An extra $8 billion a year in government funding is necessary to tackle the crisis in the aged care system, the union said.
The Australia Institute supports a new Medicare-style levy to pay for essential aged care changes. “Increasing the Medicare levy by at least 1%, or a new progressive Aged Care levy, is a rare opportunity to shore up Australia’s dwindling revenue base,” Ben Oquist, executive director of the Australia Institute, said on March 1.
Socialist Alliance Moreland City councillor Sue Bolton said the way the pandemic took hold in residential aged-care homes in Victoria and New South Wales was “waiting to happen” because the system has been left to private corporations to run.
“The privatisation of this essential health service must end,” she told Green Left last year.
The deregulation of the aged care sector began after the Aged Care Act allowed mandatory staffing ratios to be removed and the workforce to be casualised. This led to insufficient pay, with no entitlement to paid sick leave for the largely casual work force.
Bupa and Estia Health are not specialists in aged care, yet they receive $1 billion each year from the federal government. Neither are these profit-gouging companies required to employ a registered nurse to be on-site 24 hours a day, Bolton said.

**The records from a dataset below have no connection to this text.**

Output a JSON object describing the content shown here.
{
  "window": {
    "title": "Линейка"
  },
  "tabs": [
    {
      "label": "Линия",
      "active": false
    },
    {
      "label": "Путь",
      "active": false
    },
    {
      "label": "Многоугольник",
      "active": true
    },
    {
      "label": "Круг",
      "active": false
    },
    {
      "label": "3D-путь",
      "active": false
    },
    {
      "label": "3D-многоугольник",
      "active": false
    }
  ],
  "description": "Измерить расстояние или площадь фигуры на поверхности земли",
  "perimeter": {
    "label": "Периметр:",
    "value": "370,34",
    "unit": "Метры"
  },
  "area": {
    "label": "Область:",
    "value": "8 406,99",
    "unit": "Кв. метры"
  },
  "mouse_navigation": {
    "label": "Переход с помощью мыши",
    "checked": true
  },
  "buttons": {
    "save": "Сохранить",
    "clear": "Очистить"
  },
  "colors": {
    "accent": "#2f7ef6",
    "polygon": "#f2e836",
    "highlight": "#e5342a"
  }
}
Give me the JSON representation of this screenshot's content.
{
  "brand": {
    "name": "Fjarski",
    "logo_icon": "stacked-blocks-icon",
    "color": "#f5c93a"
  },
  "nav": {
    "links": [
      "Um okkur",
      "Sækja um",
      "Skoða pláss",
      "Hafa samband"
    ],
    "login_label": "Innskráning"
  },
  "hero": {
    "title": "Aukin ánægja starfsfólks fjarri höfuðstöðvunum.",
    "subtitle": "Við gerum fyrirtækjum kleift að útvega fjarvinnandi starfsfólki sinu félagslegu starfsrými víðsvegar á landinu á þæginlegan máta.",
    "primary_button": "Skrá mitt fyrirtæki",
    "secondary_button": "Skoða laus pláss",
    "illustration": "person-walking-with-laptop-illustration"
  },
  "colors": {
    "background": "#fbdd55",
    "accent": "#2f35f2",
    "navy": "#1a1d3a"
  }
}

The commissioners said their examination of the sector “cannot help but paint a gloomy picture … The delivery of aged care in Australia is not intended to be cruel or uncaring.”